Look across to the columns on the right hand side of the document to see when Montague served on each of the ships or shore establishments.
Nelson, Victory I and Victory II are all shore establishments based at Portsmouth, but he was certainly involved in the Battle of Jutland, serving aboard HMS Iron Duke which was the flagship of the Grand Fleet commanded by Admiral Sir John Jellicoe.

These right hand columns also note a man's character and ability. Montague's character was consistently noted as VG (Very Good) and his ability noted as "Supr" (Superior). The "RMG notation is a recommendation and means that he was to be
Recommended for the Long Service and Good Conduct Medal with Gratuity.


The remarks section at the bottom of the record was the place to record observations (such as Montague's true date of birth), as well as details of courses passed and even a post service unemployment insurance form sent to the Ministry of Labour. There is also a note on Montague's record that he was commended for his service during the Battle of Jutland:
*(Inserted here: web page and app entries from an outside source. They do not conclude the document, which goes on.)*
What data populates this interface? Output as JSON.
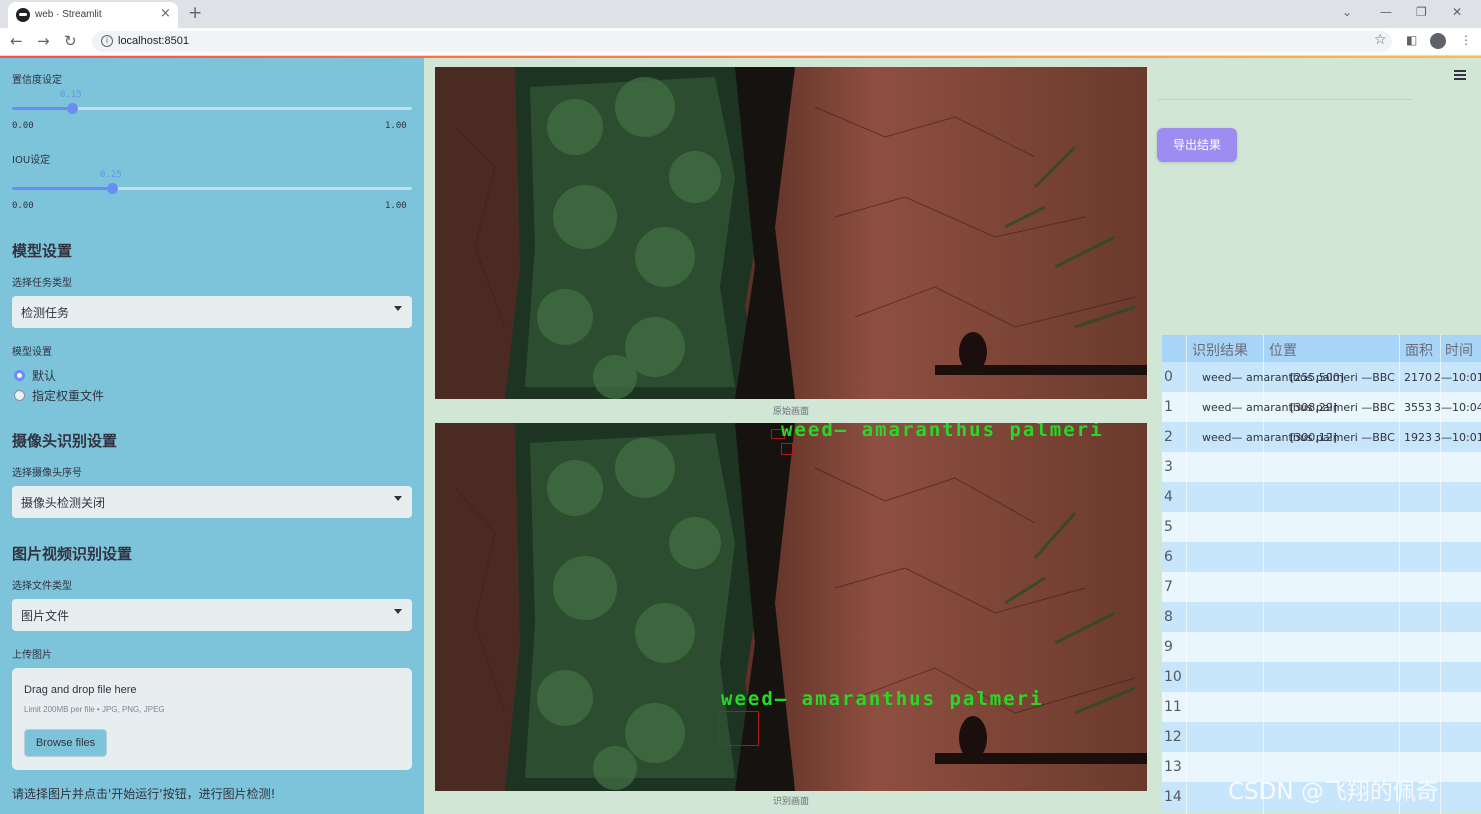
{
  "browser": {
    "tab_title": "web · Streamlit",
    "url": "localhost:8501"
  },
  "sidebar": {
    "conf_label": "置信度设定",
    "conf_value": "0.15",
    "conf_min": "0.00",
    "conf_max": "1.00",
    "conf_fraction": 0.15,
    "iou_label": "IOU设定",
    "iou_value": "0.25",
    "iou_min": "0.00",
    "iou_max": "1.00",
    "iou_fraction": 0.25,
    "model_heading": "模型设置",
    "task_label": "选择任务类型",
    "task_value": "检测任务",
    "model_label": "模型设置",
    "model_options": [
      "默认",
      "指定权重文件"
    ],
    "model_selected": "默认",
    "camera_heading": "摄像头识别设置",
    "camera_label": "选择摄像头序号",
    "camera_value": "摄像头检测关闭",
    "media_heading": "图片视频识别设置",
    "file_type_label": "选择文件类型",
    "file_type_value": "图片文件",
    "upload_label": "上传图片",
    "upload_title": "Drag and drop file here",
    "upload_limit": "Limit 200MB per file • JPG, PNG, JPEG",
    "browse_label": "Browse files",
    "hint": "请选择图片并点击'开始运行'按钮，进行图片检测!"
  },
  "main": {
    "original_caption": "原始画面",
    "result_caption": "识别画面",
    "export_label": "导出结果",
    "detections": [
      {
        "label": "weed— amaranthus palmeri"
      },
      {
        "label": "weed— amaranthus palmeri"
      }
    ]
  },
  "table": {
    "headers": [
      "识别结果",
      "位置",
      "面积",
      "时间"
    ],
    "rows": [
      {
        "index": "0",
        "result": "weed— amaranthus palmeri —BBC",
        "position": "[255,500]",
        "area": "2170",
        "time": "2—10:01"
      },
      {
        "index": "1",
        "result": "weed— amaranthus palmeri —BBC",
        "position": "[308,29]",
        "area": "3553",
        "time": "3—10:04"
      },
      {
        "index": "2",
        "result": "weed— amaranthus palmeri —BBC",
        "position": "[300,12]",
        "area": "1923",
        "time": "3—10:01"
      },
      {
        "index": "3"
      },
      {
        "index": "4"
      },
      {
        "index": "5"
      },
      {
        "index": "6"
      },
      {
        "index": "7"
      },
      {
        "index": "8"
      },
      {
        "index": "9"
      },
      {
        "index": "10"
      },
      {
        "index": "11"
      },
      {
        "index": "12"
      },
      {
        "index": "13"
      },
      {
        "index": "14"
      }
    ]
  },
  "watermark": "CSDN @飞翔的佩奇",
  "colors": {
    "sidebar_bg": "#7dc3da",
    "main_bg": "#d2e6d6",
    "accent": "#6c8cf5",
    "export_button": "#9d8df1",
    "detection_text": "#26d926",
    "detection_box": "#b01818"
  }
}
In many respects, a naval service record can act as a springboard for further research. There is plenty of scope on Montague's record to find out further information about the ships on which he served, as well as the typical duties he would have performed in his varied and wide-ranging roles.

Montague Gates was discharged from the Royal Navy in March 1921, but by the time the 1939 Register was taken, was living at 18 Tennyson Road, Portsmouth with his wife Alice and working as an assistant at the Admiralty and Technical Pool, HM Signal School. His death was registered at Portsmouth eleven years later in the second quarter of 1950.

Extracts from Montague Gates's service record (ADM 188/540) are Crown Copyright and are reproduced with the kind permission of The National Archives.

Getting to Grips with Pensions

The inclusion of pensions in the records means that you can find not only details of the seaman's service, but also their pension claim and pension awarded, which itself can prove illuminating.

There are two types of pensions awarded by the Royal Navy and Royal Marines:

Out-pensions: Pensions awarded to veterans who were living independently

In-pensions: Pensions awarded to veterans living in the Royal Hospital Greenwich, which was the Navy's care home for its veterans. Those living in the town of Greenwich referred to in-pensioners as 'Greenwich geese

Pensions were originally paid out of the Chatham Chest, which was a fund set up around 1590 for the sole purpose of paying pensions to disabled seamen. Contributions were deducted from members' paychecks (sixpence per month) to finance the fund.